Health Sciences: Searching 101

Foreground vs. Background Questions

In Evidence Based Practice, there are these two types of questions.

Background Questions:

General questions that help you to build context and understanding. Answers are found in books and textbooks, clinical practice guidelines, and review articles.

Example questions:

What causes migraines? Search: cause and migraines

How is Type II Diabetes treated? Search: treatment and type 2 diabetes

What is the prognosis for stroke? Search: prognosis and stroke

Some common resources for finding answers to background questions include:

Foreground Questions:

Specific questions intended for making clinical decisions.
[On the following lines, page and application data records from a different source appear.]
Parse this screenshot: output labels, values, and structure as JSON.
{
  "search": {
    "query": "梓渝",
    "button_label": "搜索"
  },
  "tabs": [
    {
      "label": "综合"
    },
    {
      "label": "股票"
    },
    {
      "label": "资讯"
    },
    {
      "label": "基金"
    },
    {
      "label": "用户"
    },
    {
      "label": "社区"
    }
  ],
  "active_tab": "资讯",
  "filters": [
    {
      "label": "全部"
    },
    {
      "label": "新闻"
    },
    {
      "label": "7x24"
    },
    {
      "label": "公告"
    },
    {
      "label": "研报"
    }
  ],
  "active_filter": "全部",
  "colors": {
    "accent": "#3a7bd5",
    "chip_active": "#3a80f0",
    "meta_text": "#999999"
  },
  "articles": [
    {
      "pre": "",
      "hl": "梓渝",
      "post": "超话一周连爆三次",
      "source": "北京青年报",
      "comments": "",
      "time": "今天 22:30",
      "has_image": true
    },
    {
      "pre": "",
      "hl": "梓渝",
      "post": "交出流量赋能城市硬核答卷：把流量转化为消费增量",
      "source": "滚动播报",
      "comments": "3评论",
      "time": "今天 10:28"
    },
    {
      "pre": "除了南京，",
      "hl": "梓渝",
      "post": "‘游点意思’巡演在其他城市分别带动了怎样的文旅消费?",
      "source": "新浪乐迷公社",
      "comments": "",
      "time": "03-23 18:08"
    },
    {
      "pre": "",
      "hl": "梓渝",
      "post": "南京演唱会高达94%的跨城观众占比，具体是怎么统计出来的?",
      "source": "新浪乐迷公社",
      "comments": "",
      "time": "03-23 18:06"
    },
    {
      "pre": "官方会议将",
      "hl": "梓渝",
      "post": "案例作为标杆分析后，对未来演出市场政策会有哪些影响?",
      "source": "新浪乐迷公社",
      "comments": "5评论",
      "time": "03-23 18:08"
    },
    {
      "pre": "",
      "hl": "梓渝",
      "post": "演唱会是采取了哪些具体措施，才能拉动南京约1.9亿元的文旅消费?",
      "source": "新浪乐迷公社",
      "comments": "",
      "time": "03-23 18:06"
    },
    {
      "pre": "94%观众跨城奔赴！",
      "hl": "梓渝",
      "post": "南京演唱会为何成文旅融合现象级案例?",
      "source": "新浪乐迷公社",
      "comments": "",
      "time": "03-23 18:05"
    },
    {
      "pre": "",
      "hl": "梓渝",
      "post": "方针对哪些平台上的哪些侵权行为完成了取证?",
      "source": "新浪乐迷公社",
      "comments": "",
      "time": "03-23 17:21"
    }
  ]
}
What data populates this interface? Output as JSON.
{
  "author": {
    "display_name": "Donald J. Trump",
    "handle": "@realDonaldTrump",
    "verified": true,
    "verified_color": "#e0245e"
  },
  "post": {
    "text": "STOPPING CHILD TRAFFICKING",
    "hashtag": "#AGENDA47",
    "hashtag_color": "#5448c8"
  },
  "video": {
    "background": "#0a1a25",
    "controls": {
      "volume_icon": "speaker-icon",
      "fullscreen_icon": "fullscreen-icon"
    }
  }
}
They are specific to a patient or particular population and they usually focus on comparisons: two drugs, two treatments, two diagnostic tests, etc.

Foreground questions may be further categorized into one of 4 major types: treatment/therapy, diagnosis, prognosis, or etiology/harm.

You would search journal article databases for insight to a foreground question.

A well known model for building a clinical foreground question is called PICO(T). It can be a very useful strategy for organizing and focusing your question.

P - Patient/Problem/ Population

I - Intervention

C - Comparison

O - Outcome

(T) - Time (when applicable)

Example question: Does hand washing (I), compared to not washing hands (C), among healthcare workers (P) reduce hospital acquired infections (O) over the course of a summer (T)?

Some common sources for finding answers to foreground questions include:

Printable resource lists

How to read scholarly journal articles

Open-Access Journal Resources

Evidence Based Medicine tutorials